I know that many of my fellow Americans are wondering why we should care about Egypt, Tunisia, Libya, Lebanon, Syria, Bahrain, and the many other countries in the Middle East and elsewhere. Look at what’s happening in our world and ask yourself why. Of course, there are many answers, some as simple as looking at the histories of the countries in which these massive social upheavals are happening. Many reach far beyond their borders. Many of the answers to the question “why” can be allocated to far wider, even global forces.
I absolutely guarantee that the answers to “why” don’t include strictly parochial explanations. First, there is simply the chasm that has opened between the haves and the have-nothings. Even in this country, the gap has increased markedly, and it is clear, as the wealthiest individuals and corporations hold fast to their vast wealth, that the chances of the have-nots ascending to the top are essentially at an end. We have spoken for decades, and, in fact, centuries, about wanting our children to have a better life than ours, for each successive generation to be better educated, better housed, have better life styles, etc. We all still want that for our scions, of course. The opportunities are rapidly vanishing. Think about that.
Thousands of American youth graduate from our universities every year. Until recently, very few had difficulty finding jobs. That is no longer true. Sure, if you graduate with a useful degree (say medicine, finance, computer science, etc.), you may be employable. It is certain that whatever you would have received as a starting salary and benefit package just five or six years ago cannot be matched now. Just to have a job, most of these highly educated young people are willing to bargain for far less.

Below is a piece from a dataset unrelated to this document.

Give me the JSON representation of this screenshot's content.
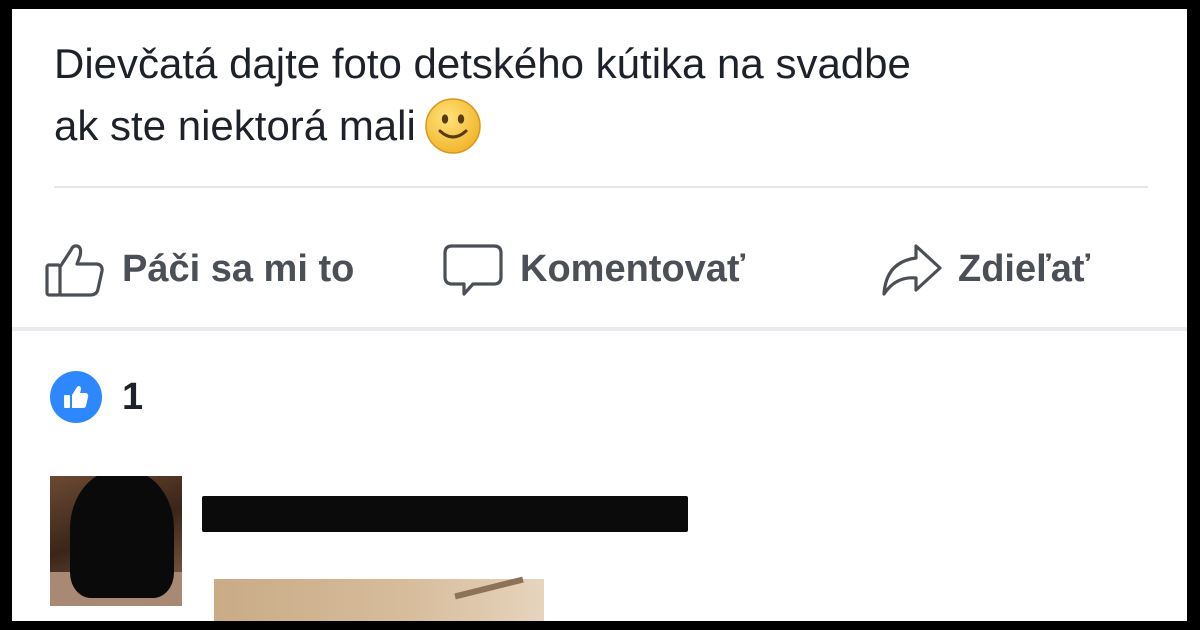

Okay, got that picture? Now, think about the youth in the rest of the world. If you are a young Egyptian (plug in most other countries) who has recently received a degree, your chances of actually earning a living right now are pathetically poor. So, you pinned your hopes on education, right? Most of those around you are surviving on less than two dollars a day. Most are hungry when they go to bed. Meanwhile, you have a cell phone, access to a computer, are able to watch television, where absurd things are advertised, many of which are telling you that life should be better. And now, ask yourself, if you were one of these young, hopeful, educated, and unemployed young people, what can you expect? Further, what can you do about the hopelessness that is rapidly taking over your heart and mind? You have energy, ideas, and lots of friends who are equally frustrated. There is absolutely no question, it’s time to fight back, time to take your case to the streets. After all, if you have just wasted all of your intellect on an endeavor that promises you nothing, you are angry, even furious, about the massive injustice, not just toward you, but toward your family and friends who are suffering mightily with no hope of improvement.
Don’t smugly believe that, as an American, you are better off. You may be, just slightly, for the moment. There are more than seven billion people on this planet who are competing with you for food, energy, air, water, freedom….
Watching our news channels report on these “hot” spots almost amuses me. They do no analysis at all. They don’t look at history, or go below the surface to look for explanations. I truly and deeply resent the fact that people with time, intellect and resources are quite happy to keep the real answers to themselves. What’s even worse is that they use much of what they learn to convince us that this country is so much better than elsewhere. I know, we’re not being shot in the streets by our government for peacefully rallying for change. What I really want to know is, that with millions losing jobs, earning less, paying more for gas (and nearly everything), and having a totally dysfunctional government, how come none of the tens of millions are out protesting the destruction of this country? Better start looking in the mirror and deciding how much the future means. Time to speak up while it’s still legal to raise your voice in public.